Chinese dominate Sarawak's few cities. And while they have lately voted with the opposition Democratic Action Party, they are considerably outnumbered electorally. In addition, most recently, the opposition has been beset by infighting, with two opposition parties — the Sarawak National Party and Anwar's own Parti Keadilan Rakyat — apparently at odds over apportionment of candidate seat allocations. Edwin Dundang, the president of SNAP, as the Sarawak party is known, charged that Parti Keadilan "greedy" in seeking to increase its constituencies in Sarawak. That has raised the spectacle that the two opposition parties will be competing for the same seats.
In addition, the Barisan Nasional, which holds considerable electoral firepower through its ability to marshal resources such as transporting voters to the polls as well as delivering sudden spates of construction in critical districts.
Star power goes on display on both sides, with ministers and civil service officials and top opposition figures as well suddenly appear in the deepest reaches of Sarawakian jungle. "Instant noodle projects" for schools, roads, bridges and clinics suddenly spring into being. Taib in particular in the past has always shown a remarkable ability to produce the electorate to keep the Barisan in charge.
"Pakatan really needs to win by at least denting Taib's two-thirds majority there. As usual, Kuching, Sibu – the cities with predominant Chinese populations – may go to the DAP, but the rural populations may stay with the Barisan," an UMNO source told Asia Sentinel.

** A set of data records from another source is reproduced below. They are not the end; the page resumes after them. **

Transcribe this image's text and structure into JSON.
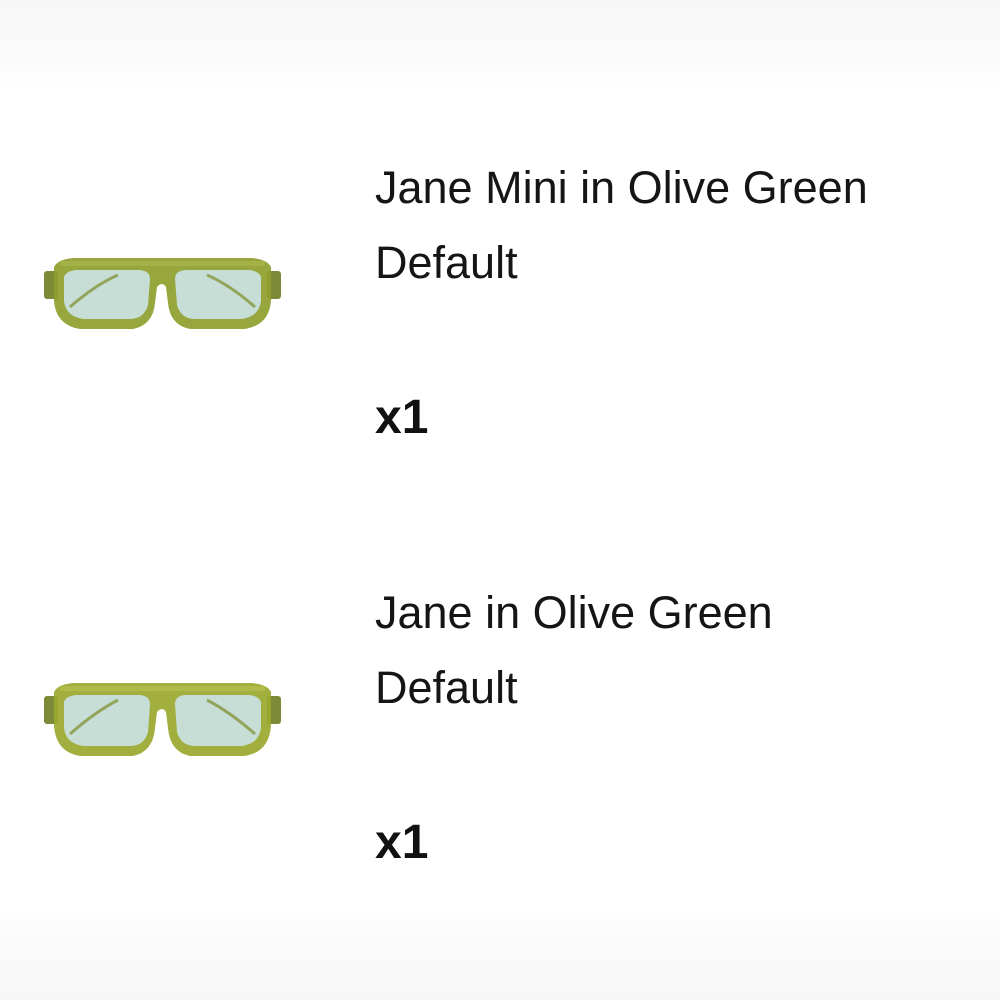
{
  "order": {
    "items": [
      {
        "title": "Jane Mini in Olive Green",
        "variant": "Default",
        "quantity": "x1",
        "image_icon": "sunglasses-olive-green-image"
      },
      {
        "title": "Jane in Olive Green",
        "variant": "Default",
        "quantity": "x1",
        "image_icon": "sunglasses-olive-green-image"
      }
    ]
  },
  "colors": {
    "frame": "#8a9a2e",
    "frame_dark": "#5f6b1c",
    "lens": "#c4ddd4",
    "text": "#151515"
  }
}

"Personally I think the Barisan will win big in Sarawak if recent trends are anything to go by but having said that, the discontent with Taib as chief minister may be widespread enough, and the people may just collectively feel the same way to be shown on election day. But whatever it is, the Pakatan really needs to win as a huge loss means the op[position is just one step away from annihilation in Peninsular Malaysia as well."